Profs say female STEM grades don't reflect 'perceived effort'
Four Otterbein University professors suggest that women may be averse to STEM fields because they feel they work harder than male students without earning higher grades. After conducting a study of 828 students in STEM classes, the professors discovered that while women felt they put more effort into their classes than men, they received approximately equivalent grades, which “indicates that women's higher perceived effort levels are not rewarded."
Is STEM getting 'IT' right for female students?

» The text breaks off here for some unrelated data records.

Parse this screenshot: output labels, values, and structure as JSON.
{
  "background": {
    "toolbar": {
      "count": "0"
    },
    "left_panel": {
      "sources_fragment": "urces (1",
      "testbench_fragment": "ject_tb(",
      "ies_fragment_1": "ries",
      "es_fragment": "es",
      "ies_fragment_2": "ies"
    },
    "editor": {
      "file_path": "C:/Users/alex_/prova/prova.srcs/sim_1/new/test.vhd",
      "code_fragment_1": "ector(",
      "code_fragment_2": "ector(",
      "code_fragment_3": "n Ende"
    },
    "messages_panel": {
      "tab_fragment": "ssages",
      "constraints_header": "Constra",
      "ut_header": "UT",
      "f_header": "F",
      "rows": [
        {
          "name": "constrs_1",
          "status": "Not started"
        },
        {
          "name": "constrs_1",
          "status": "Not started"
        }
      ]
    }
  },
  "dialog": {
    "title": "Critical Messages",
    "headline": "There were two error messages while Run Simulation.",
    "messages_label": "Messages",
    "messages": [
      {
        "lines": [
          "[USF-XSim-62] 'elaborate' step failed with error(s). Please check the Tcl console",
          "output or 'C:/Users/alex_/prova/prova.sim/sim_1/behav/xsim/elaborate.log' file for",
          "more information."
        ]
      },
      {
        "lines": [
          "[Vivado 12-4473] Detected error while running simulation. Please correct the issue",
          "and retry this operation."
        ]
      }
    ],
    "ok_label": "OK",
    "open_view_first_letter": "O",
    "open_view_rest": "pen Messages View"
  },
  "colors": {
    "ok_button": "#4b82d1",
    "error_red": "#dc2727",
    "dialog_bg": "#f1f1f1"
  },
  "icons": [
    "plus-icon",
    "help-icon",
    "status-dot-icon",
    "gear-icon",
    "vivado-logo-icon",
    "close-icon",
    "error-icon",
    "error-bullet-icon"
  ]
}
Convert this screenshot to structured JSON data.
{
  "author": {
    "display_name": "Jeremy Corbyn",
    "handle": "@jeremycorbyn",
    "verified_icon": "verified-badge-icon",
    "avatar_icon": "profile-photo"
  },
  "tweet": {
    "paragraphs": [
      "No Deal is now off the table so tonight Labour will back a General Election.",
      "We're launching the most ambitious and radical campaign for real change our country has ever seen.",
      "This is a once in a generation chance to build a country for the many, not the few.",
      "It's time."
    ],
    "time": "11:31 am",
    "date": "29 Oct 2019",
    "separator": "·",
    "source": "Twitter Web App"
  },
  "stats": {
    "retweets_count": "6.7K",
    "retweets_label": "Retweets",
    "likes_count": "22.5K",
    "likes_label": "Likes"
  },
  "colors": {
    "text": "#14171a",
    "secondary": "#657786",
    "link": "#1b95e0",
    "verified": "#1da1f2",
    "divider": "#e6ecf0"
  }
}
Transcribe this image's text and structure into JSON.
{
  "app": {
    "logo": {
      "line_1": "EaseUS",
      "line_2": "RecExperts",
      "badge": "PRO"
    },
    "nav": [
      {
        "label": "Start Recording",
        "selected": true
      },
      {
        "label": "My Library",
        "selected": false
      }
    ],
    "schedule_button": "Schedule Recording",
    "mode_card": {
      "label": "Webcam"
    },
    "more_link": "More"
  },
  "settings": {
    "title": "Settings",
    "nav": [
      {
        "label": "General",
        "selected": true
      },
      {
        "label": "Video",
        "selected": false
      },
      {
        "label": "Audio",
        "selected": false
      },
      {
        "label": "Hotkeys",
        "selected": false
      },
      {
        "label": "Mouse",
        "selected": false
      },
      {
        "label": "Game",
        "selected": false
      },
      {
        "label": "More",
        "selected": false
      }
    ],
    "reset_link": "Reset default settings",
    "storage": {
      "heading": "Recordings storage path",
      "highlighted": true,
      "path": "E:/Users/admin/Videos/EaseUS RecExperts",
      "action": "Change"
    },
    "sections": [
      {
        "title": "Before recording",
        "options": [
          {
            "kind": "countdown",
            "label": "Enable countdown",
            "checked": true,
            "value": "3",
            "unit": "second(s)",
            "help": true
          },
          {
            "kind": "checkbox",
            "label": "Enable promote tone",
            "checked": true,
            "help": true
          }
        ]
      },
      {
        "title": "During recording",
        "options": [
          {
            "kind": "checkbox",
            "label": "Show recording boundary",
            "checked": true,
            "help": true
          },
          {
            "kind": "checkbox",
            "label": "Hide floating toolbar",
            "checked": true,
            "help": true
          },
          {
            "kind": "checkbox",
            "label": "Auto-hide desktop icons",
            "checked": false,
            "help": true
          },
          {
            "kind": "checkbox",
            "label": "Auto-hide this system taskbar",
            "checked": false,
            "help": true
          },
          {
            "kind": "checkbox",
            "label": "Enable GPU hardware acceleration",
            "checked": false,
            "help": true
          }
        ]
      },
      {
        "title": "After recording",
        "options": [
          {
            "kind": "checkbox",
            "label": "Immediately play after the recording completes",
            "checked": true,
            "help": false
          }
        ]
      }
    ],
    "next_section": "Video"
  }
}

Organizations all over the world, such as EngineerGirl in the U.S., are working hard to encourage more women to seek careers in STEM fields, and it is clear that these bodies and their events are having an impact. However, my feeling is that we can and must do more in our schools to increase the number of women represented in STEM careers, not just because of the drive for equality but because we are potentially missing out on a massive pool of talent.
Students Honored in Washington, D.C. as Winners in World's Largest K-12 Science Competition
On Thurs., June 7, the eight winning teams will exhibit their winning projects at a STEM Education Science Fair and Senate Panel discussion in Capitol Hill. There, they will meet with members of Congress and their staff. On Fri., June 8, the student teams will formally present their projects during the ExploraVision Science Showcase and Awards Luncheon at the National Press Club
Push for Big Change in Graduate STEM Ed
U.S. graduate education in science, technology, engineering and math is, in many ways, the “gold standard” for the world. But it can and must better prepare graduates for a changing science landscape and multiple careers. It should also be more transparent in terms of where graduates end up working.
Strengthening the STEM Workforce - A Perspective From ORISE
Like many DOE laboratories, ORISE provides a diverse set of capabilities for strengthening our nation’s competitiveness in science. However, one of the things that makes ORISE so unique is that it is the only DOE entity with a core mission of preparing the future federal STEM workforce through the effective administration of STEM workforce development programs.
How technology is changing in the education sector
The last few years have also seen the development of massive open online courses, or MOOCS. Providers such as edX -- which was founded by Harvard University and the Massachusetts Institute of Technology in 2012 -- offer free online courses from renowned institutions such as Columbia University and Delft University of Technology in the Netherlands. The platform provides more than 1,900 courses and its users come from all over the world.
Five Ways the Internet of Things is Changing for Education and Learning
The education industry all over the world is going through radical change, because of factors such as emerging tech innovations, government regulations, student mobility and others. The ever-growing popularity of mobile devices provided a wonderful opportunity to the field of education.
STEM program will boost NJ's economy
On Tuesday, Gov. Phil Murphy proposed a loan forgiveness program for college graduates who take jobs in STEM (science, technology, engineering and math) fields in New Jersey and a program that would reimburse STEM employers for the cost of internships. Under the forgiveness plan, the state’s Higher Education Student Assistance Authority would offer graduates $1,000 a year for four years to help defray the costs of outstanding loans.
Ed Tech Does Help Close the Achievement Gap - When It Supports Teachers
There’s no doubt that education technology can make a big difference in the classroom. But the facts show that the key to closing the achievement gap is not providing more technology to students, but rather putting the right ed tech into the hands of teachers.
At 87, this Baltimore inventor has 250 patents to his name - and he's still at it
Today, the curiosity of the 87-year-old award-winning inventor, with more than 250 patents to his name (he’s stopped counting, he said), remains as fervent as ever, but instead of breaking things, West said, he is dedicated to fixing them and inventing technology that makes human life better, while also ensuring that STEM industries represent our diverse world.